Now that you disinfected your wound and the bleeding stopped, what can you do to help the wound heal faster? Proper treatment and healing tips vary based on the severity of the wound type. Try some of these methods to heal your wound faster. But be sure to still seek your doctor’s advice for the best way to heal your wound quickly.
Help Light Wounds Heal Faster
Light wounds can include minor abrasions, scrapes, or light lacerations, such as paper cuts, a scraped knee, or rug burns. Often, these minor wounds heal spontaneously with no additional care, but these tips may speed up healing time.
- Apply aloe vera to the wound site. By keeping the wound area moisturized, you can place less stress on the injury to support quicker healing.
- Air it out when needed. Light abrasions such as rug burns may ooze fluids in the healing process. Rather than rigorously wiping it away, further, irritate the wound, and let it air dry by itself. However, if the wound is oozing blood or pus-like fluids, it is time to see a doctor for a possible infection.
Help Moderate To Severe Wounds Heal Faster
A doctor should immediately see moderate to severe wounds and take care of them for proper disinfection and bleeding termination. Afterward, these tips may be utilized at home, at the discretion of your doctor, to help shorten healing time.
Please keep it clean. Per your doctor’s instruction, keep the wound clean to ensure proper and speedy healing. If possible, change bandages daily to keep the area free of bacteria.
- Limit your movement of the affected area. The capillaries and connective tissues at the wound may need time to reconnect and heal. If the skin and tissues are constantly stretched and moved around, it will prolong healing time. Nonetheless, try to stay active and go outside for a walk.
- Take the recommended medication. Sometimes, doctors may prescribe a course of antibiotics or vitamins to combat potential infection. It is essential to finish the entire duration of the remedy as instructed, as an infection will slow down healing time.
- Have a balanced diet. It would help if you practiced a healthy diet, as moderate to severe wounds may signify damage beyond the skin, into the muscles and surrounding tissue. Vitamins B, C, E, A, zinc, and copper, all abundant in fresh fruits and vegetables, also play an essential role in wound healing. So, don’t skip your salad like you usually do – eat it!
- Try to eat a high protein diet. Studies have shown that protein can help rebuild tissues and muscles and may aid in creating collagen, which is essential in providing skin elasticity. It can also strengthen the immune system as a part of a balanced diet.

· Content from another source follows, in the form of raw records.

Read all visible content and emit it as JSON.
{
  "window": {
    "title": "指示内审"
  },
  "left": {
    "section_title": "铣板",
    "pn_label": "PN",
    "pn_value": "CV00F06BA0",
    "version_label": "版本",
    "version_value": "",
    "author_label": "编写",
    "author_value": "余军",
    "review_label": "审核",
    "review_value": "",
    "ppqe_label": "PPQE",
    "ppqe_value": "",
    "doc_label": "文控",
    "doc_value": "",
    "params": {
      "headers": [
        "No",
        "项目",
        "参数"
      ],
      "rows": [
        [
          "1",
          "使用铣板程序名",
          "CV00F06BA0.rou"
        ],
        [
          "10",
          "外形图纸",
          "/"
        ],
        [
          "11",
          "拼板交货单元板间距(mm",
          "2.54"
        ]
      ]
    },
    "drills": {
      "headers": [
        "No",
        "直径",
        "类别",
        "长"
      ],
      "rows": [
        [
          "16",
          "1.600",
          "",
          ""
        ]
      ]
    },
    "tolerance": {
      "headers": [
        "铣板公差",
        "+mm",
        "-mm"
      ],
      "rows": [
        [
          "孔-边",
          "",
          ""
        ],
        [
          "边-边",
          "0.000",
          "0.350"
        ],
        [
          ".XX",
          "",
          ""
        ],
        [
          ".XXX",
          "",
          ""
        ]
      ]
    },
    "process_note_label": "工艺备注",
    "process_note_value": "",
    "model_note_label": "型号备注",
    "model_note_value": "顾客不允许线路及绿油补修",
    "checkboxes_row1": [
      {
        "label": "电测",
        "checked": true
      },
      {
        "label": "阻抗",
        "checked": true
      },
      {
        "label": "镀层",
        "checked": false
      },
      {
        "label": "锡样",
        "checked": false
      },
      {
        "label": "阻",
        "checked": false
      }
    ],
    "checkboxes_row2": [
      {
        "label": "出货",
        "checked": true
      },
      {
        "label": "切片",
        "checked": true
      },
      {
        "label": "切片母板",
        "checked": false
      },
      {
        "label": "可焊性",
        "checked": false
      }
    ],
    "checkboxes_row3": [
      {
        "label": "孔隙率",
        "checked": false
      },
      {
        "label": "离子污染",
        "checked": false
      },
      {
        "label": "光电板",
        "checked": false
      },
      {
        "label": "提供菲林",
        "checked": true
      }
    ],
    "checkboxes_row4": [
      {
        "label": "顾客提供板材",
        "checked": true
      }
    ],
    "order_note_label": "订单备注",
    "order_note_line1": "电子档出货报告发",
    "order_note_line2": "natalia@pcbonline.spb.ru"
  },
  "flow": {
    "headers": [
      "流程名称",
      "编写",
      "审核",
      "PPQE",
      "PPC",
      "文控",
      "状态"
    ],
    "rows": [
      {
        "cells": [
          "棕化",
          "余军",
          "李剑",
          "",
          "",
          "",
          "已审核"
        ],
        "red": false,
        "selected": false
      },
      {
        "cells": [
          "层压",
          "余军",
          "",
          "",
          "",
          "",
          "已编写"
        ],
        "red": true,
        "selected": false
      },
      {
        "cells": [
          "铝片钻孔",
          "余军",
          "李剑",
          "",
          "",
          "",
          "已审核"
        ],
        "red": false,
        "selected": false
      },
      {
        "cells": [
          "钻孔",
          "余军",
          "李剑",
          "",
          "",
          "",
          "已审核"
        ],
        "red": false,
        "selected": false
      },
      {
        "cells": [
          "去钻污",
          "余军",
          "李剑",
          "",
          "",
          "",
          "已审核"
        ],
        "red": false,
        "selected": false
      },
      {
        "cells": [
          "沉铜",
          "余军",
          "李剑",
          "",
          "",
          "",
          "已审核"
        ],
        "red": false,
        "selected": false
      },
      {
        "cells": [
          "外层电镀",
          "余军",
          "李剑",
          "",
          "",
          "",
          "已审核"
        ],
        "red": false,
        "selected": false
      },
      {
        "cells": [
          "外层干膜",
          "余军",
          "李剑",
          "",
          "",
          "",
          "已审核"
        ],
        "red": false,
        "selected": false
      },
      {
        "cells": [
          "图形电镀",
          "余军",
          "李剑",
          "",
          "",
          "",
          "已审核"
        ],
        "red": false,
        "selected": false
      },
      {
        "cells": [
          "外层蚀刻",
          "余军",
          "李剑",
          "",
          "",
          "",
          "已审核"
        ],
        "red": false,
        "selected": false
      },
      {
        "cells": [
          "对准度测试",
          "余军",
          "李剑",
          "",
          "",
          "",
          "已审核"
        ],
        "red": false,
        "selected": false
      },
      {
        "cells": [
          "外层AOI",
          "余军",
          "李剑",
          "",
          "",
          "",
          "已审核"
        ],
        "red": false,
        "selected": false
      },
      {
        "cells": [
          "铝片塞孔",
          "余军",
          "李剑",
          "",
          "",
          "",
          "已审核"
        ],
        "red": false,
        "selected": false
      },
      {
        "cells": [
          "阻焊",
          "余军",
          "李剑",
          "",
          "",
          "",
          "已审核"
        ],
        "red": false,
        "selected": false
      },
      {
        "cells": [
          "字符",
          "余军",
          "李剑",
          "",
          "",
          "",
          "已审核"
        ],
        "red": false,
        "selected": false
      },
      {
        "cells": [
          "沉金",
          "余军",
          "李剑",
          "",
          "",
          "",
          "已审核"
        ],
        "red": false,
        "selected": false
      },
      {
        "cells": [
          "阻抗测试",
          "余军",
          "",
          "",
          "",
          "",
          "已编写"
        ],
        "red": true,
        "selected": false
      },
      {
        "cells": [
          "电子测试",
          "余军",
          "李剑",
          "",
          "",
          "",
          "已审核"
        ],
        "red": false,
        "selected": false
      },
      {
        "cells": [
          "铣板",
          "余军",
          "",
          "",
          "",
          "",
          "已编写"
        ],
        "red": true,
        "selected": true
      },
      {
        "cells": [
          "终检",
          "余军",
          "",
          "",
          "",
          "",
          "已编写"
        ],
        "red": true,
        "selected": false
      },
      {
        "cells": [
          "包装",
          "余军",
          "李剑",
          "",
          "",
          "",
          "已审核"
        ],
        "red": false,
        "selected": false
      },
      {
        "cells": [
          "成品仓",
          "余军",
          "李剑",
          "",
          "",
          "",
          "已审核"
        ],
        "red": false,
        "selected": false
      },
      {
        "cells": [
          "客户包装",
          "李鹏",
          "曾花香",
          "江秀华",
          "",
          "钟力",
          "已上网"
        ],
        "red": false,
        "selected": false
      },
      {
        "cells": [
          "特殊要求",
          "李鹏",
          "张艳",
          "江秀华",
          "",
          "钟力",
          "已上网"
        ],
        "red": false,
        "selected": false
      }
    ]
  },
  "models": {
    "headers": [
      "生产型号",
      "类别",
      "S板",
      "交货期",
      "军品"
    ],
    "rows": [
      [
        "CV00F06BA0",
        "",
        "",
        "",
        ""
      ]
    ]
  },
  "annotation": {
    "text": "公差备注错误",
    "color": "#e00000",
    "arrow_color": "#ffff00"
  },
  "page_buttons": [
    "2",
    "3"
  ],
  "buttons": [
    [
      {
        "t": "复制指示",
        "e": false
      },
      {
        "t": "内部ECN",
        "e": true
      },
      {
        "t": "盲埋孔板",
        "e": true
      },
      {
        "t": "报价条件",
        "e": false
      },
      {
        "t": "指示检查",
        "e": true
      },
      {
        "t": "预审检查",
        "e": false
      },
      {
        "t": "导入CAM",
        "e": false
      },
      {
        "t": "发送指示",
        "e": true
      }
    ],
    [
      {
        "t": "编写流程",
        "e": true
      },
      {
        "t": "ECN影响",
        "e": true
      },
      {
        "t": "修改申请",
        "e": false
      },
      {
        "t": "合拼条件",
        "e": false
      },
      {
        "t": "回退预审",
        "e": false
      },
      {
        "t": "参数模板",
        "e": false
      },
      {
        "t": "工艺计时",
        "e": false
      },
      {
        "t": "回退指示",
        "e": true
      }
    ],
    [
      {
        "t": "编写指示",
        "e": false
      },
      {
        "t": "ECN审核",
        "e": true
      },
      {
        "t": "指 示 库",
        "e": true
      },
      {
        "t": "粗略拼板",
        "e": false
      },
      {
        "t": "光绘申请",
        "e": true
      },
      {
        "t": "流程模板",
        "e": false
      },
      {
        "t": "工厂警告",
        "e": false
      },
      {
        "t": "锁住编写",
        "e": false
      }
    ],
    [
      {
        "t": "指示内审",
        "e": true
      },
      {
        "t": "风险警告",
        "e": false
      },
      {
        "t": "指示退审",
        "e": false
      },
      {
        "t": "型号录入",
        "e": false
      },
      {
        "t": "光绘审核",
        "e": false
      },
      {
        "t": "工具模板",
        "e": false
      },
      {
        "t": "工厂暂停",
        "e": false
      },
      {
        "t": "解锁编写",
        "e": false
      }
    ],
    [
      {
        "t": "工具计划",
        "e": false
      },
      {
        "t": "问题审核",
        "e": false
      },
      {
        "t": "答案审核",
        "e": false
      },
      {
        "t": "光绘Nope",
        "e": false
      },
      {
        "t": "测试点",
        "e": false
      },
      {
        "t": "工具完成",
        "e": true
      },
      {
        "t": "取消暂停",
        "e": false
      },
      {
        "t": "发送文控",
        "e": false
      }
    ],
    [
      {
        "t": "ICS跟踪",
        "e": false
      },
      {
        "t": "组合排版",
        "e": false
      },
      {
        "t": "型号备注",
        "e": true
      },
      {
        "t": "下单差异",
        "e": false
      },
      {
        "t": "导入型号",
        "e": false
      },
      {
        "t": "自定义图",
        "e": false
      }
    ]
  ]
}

- To avoid noticeable scarring, you may want to consider investing in anti-scarring tape available in most drug stores. These tapes may help ward off raised or pitted scarring that can be painful to the touch.
Help Burns Heal Faster
It is best to seek emergency care immediately for significant or chemical burns. The tips below are for minor burns that do not require professional care.
- Do not put butter on the location. Since minor burns often occur in the kitchen, you should avoid the common myth of applying butter to the burn wound. Butter can further inflame the burn and potentially cause an infection.
- Use light moisturizing lotions instead. It is better to keep the burn lightly moisturized with a natural ingredient, such as aloe, at all times to provide relief and help it heal faster.
- Do not pop blisters. It may be tempting, but popped blisters are an open invitation for bacteria to cause possible infections and slow the healing rate. If blisters pop spontaneously, wash the area with plain water and soap, apply an antibiotic ointment, and wrap with loose gauze.
- Use loose sterile gauze or cotton cloth to protect the burn, and do not place pressure on it. Do not use heavy towels or blankets.
As a general rule of thumb, if the wound site does not heal appropriately within a timely manner, be sure to see a doctor. If the wound site starts to have pus, becomes exceptionally inflamed, and is accompanied by a fever, be sure to seek emergency care immediately.
- “Wound healing: cellular mechanisms and pathological outcomes” via Open Biology
- “Impaired Wound Healing” via StatPearls
- “Current wound healing procedures and potential care” via Materials Science & Engineering
- “Factors Affecting Wound Healing” via Journal of Dental Research
- “Wound healing – A literature review” via Anais Brasileiros de Dermatologia